In June 2018, the company, British Airways, became aware that it was the subject of a complex cyber-attack. Online traffic was diverted away from the BA website and through to a false site, where customer details were scraped from the web and retained by fraudsters. Approximately 500,000 customers had their personal data stolen and abused, inclusive of credit card details, names and addresses. The incident itself was only brought to the attention of the government watchdog appointed to handle such matters, the Information Commissioner’s Office (ICO), in September 2018.
The incident itself comes after the introduction of the Data Protection Act 2018 into the law of the United Kingdom. This, in turn, granting applicability to the General Data Protection Regulation (Regulation (EU) 2016/679) which imposes at a European level more onerous and stringent requirements and responsibilities upon big businesses. Further to this, the framework offers more in the realms of punishments and sanctions where companies are found to have failed to prevent an information breach or failed to have the appropriate policies and practices in place to combat attacks such as that suffered by BA. Thus, this incident at BA has been the first opportunity the ICO has had to flex its new muscles under the fresh legislation…and it hasn’t let it slip through its fingers.
On 8 July 2019, the ICO published its intention to fine BA a total of £183.39 million. This in itself is an undeniably large figure to hit a company with, however the fine has split opinion to some extent. There are those that point out that this figure is only 1.5% of BA’s annual turnover, whilst the new GDPR legislation both in the UK and at the level of the European Union allows the ICO to fine a company 4% of its annual turnover, or £17 million – which ever is greater and appropriate.
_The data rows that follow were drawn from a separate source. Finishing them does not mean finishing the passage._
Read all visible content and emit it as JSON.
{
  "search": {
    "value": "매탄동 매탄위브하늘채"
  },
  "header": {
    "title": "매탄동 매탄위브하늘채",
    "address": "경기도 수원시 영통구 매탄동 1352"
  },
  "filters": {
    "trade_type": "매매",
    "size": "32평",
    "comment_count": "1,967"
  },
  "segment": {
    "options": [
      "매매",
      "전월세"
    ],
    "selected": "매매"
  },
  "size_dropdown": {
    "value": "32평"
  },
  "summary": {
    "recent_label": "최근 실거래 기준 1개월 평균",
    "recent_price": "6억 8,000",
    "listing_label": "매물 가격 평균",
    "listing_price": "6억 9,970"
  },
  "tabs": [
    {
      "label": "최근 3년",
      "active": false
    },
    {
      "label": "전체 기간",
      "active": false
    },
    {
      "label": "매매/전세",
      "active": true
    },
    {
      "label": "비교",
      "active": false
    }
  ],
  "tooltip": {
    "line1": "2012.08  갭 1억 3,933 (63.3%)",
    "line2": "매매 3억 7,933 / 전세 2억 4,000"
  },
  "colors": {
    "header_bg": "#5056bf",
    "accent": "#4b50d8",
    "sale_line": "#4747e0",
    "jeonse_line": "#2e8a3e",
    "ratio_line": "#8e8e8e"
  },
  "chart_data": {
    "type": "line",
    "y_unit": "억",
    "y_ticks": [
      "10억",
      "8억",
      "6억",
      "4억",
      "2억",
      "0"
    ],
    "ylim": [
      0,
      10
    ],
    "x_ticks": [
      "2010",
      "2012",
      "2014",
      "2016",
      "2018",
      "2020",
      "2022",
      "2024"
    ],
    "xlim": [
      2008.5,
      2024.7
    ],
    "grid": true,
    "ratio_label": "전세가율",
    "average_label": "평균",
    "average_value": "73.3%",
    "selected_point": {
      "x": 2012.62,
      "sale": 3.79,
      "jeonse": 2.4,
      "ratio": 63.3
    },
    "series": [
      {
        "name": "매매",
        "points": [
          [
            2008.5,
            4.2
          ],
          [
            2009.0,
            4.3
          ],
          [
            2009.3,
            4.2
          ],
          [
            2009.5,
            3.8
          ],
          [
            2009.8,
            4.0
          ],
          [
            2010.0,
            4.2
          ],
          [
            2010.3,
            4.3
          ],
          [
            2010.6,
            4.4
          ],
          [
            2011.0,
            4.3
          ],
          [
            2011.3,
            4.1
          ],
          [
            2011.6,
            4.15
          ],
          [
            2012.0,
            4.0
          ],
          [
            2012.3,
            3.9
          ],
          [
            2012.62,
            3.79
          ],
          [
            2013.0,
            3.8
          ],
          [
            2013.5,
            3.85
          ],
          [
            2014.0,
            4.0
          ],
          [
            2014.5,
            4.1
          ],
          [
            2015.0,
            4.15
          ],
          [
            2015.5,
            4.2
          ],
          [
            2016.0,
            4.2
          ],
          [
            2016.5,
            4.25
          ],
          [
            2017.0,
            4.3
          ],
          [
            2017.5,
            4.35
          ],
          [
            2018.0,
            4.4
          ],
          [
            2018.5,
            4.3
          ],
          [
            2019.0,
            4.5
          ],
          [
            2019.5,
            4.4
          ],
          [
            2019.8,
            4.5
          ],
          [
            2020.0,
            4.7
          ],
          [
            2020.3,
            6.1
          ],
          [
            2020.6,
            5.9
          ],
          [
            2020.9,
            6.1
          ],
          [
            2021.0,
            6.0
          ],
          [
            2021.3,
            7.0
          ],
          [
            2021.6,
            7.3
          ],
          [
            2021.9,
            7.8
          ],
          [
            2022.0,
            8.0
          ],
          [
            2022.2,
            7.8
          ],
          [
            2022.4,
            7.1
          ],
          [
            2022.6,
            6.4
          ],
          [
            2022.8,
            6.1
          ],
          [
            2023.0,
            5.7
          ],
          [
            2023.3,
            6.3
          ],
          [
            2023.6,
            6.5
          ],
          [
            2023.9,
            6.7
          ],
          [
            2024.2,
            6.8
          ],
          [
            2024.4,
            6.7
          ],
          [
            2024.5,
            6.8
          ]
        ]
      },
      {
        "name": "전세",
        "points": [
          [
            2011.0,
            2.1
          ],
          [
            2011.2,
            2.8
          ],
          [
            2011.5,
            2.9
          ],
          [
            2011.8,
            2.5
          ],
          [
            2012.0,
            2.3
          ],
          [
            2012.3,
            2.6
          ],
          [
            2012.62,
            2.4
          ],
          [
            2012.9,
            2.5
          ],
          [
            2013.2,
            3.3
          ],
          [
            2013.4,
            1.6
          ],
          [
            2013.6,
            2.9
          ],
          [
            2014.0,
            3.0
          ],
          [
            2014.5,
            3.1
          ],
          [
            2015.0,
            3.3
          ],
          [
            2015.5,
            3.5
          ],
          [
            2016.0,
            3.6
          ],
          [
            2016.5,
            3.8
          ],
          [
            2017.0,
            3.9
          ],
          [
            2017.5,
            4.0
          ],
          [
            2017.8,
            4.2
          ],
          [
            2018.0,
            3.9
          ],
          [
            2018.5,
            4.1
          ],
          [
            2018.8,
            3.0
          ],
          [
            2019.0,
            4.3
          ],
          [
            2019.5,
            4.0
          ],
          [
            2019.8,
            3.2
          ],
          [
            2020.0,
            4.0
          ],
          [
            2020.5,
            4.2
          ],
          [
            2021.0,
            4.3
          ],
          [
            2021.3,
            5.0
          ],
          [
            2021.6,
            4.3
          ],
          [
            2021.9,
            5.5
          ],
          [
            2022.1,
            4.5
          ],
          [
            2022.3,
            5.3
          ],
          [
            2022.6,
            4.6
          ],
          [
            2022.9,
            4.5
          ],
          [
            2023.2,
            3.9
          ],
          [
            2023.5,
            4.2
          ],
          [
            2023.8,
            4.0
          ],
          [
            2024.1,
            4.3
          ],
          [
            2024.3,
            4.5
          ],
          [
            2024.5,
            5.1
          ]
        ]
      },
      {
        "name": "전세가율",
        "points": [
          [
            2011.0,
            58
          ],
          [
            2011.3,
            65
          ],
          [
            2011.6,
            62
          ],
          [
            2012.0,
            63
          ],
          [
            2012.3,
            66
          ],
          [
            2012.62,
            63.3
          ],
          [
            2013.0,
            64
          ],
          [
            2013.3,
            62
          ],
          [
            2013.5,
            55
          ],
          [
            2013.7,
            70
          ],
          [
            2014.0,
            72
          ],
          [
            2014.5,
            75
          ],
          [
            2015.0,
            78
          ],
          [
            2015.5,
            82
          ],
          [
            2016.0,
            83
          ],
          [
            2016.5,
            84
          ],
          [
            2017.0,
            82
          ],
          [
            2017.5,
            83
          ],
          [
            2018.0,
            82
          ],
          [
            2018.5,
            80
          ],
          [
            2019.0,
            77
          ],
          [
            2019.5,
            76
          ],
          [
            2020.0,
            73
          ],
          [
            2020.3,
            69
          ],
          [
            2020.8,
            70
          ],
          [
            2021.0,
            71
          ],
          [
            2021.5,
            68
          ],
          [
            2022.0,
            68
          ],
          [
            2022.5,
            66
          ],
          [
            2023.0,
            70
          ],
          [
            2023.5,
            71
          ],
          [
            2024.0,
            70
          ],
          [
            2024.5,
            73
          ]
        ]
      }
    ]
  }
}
Regardless of one’s opinion, the fine and published intention show that the ICO are taking GDPR seriously. This fine has shot the previous record fine imposed by the ICO out of the water, this being the fine which amounted to £500,000.00 slapped onto Facebook following the Cambridge Analytica scandal in 2016. If anything, published intentions such as this should raise the alarm for any business still dragging their feet in relation to GDPR, because you may find the ICO on your doorstep sooner than you think.
Another lesson that might be best taken from this decision is the importance of cyber-security in modern business. The thriving information age has seen business and companies hoping to operate online possess large quantities of sensitive and commercial information. This, naturally, makes them prime targets for those seeking to use the internet malevolently. A thorough review of internet and online security would be well-advised in the midst of a gradually-growing, hostile online environment targeting businesses holding consumer data.
For any legal advice on your own data protection procedures, policies and practices, Backhouse Jones can provide quality, informed guidance on how best to avoid an adverse ICO decision, or how best to mitigate the damage should you find yourself under investigation. For such services call 01254 828300 and speak to Brett Cooper or Jo Dawson-Gerrard.